[[ Data supplied, beginning ]]

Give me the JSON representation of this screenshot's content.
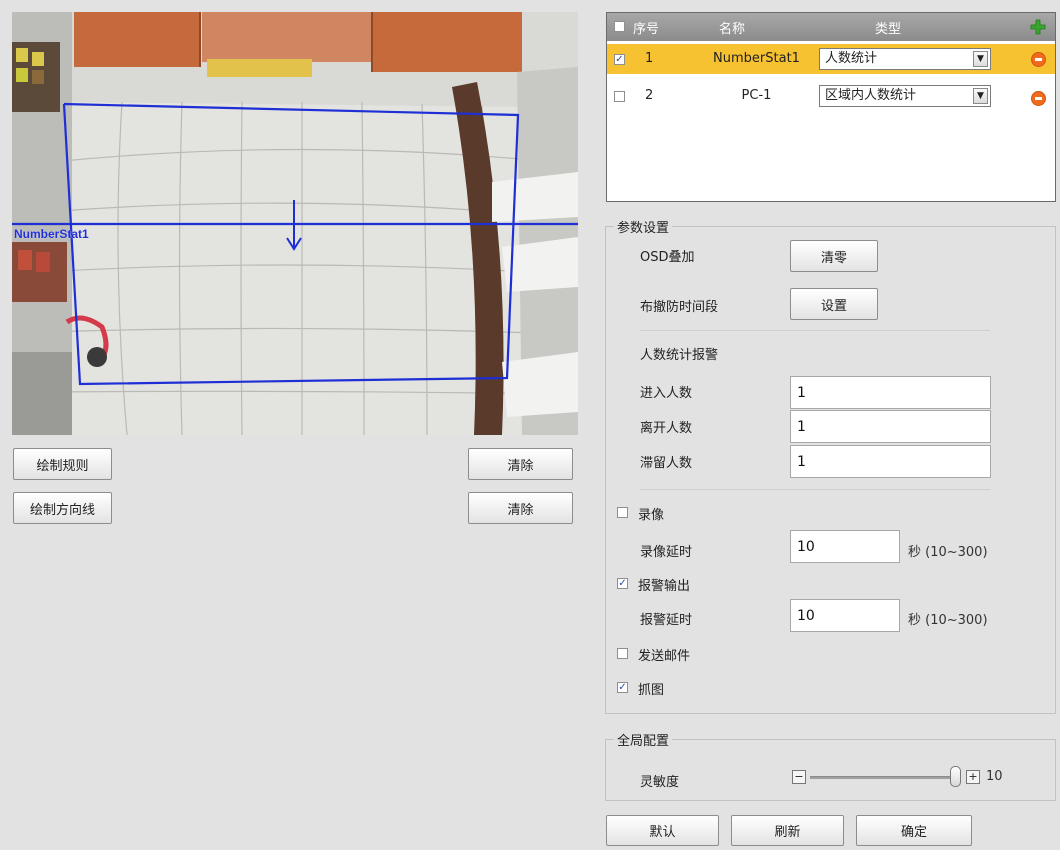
{
  "video": {
    "rule_label": "NumberStat1",
    "overlay_color": "#1e2fd6"
  },
  "left_buttons": {
    "draw_rule": "绘制规则",
    "clear_rule": "清除",
    "draw_direction": "绘制方向线",
    "clear_direction": "清除"
  },
  "rules_table": {
    "headers": {
      "index": "序号",
      "name": "名称",
      "type": "类型"
    },
    "add_icon": "plus-icon",
    "rows": [
      {
        "index": "1",
        "name": "NumberStat1",
        "type": "人数统计",
        "checked": true,
        "selected": true
      },
      {
        "index": "2",
        "name": "PC-1",
        "type": "区域内人数统计",
        "checked": false,
        "selected": false
      }
    ]
  },
  "params": {
    "legend": "参数设置",
    "osd_label": "OSD叠加",
    "osd_button": "清零",
    "schedule_label": "布撤防时间段",
    "schedule_button": "设置",
    "alarm_title": "人数统计报警",
    "enter_label": "进入人数",
    "enter_value": "1",
    "leave_label": "离开人数",
    "leave_value": "1",
    "stay_label": "滞留人数",
    "stay_value": "1",
    "record_label": "录像",
    "record_checked": false,
    "record_delay_label": "录像延时",
    "record_delay_value": "10",
    "record_delay_hint": "秒 (10~300)",
    "alarm_out_label": "报警输出",
    "alarm_out_checked": true,
    "alarm_delay_label": "报警延时",
    "alarm_delay_value": "10",
    "alarm_delay_hint": "秒 (10~300)",
    "email_label": "发送邮件",
    "email_checked": false,
    "snapshot_label": "抓图",
    "snapshot_checked": true
  },
  "global": {
    "legend": "全局配置",
    "sensitivity_label": "灵敏度",
    "sensitivity_value": "10",
    "sensitivity_fraction": 1.0
  },
  "footer": {
    "default": "默认",
    "refresh": "刷新",
    "confirm": "确定"
  },
  "colors": {
    "selected_row": "#f6c231",
    "remove": "#ef6b1d",
    "add": "#3aa630"
  }
}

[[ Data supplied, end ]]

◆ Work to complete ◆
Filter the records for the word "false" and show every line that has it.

◆ Solution to the exercise ◆
        "checked": false,
        "selected": false
    "record_checked": false,
    "email_checked": false,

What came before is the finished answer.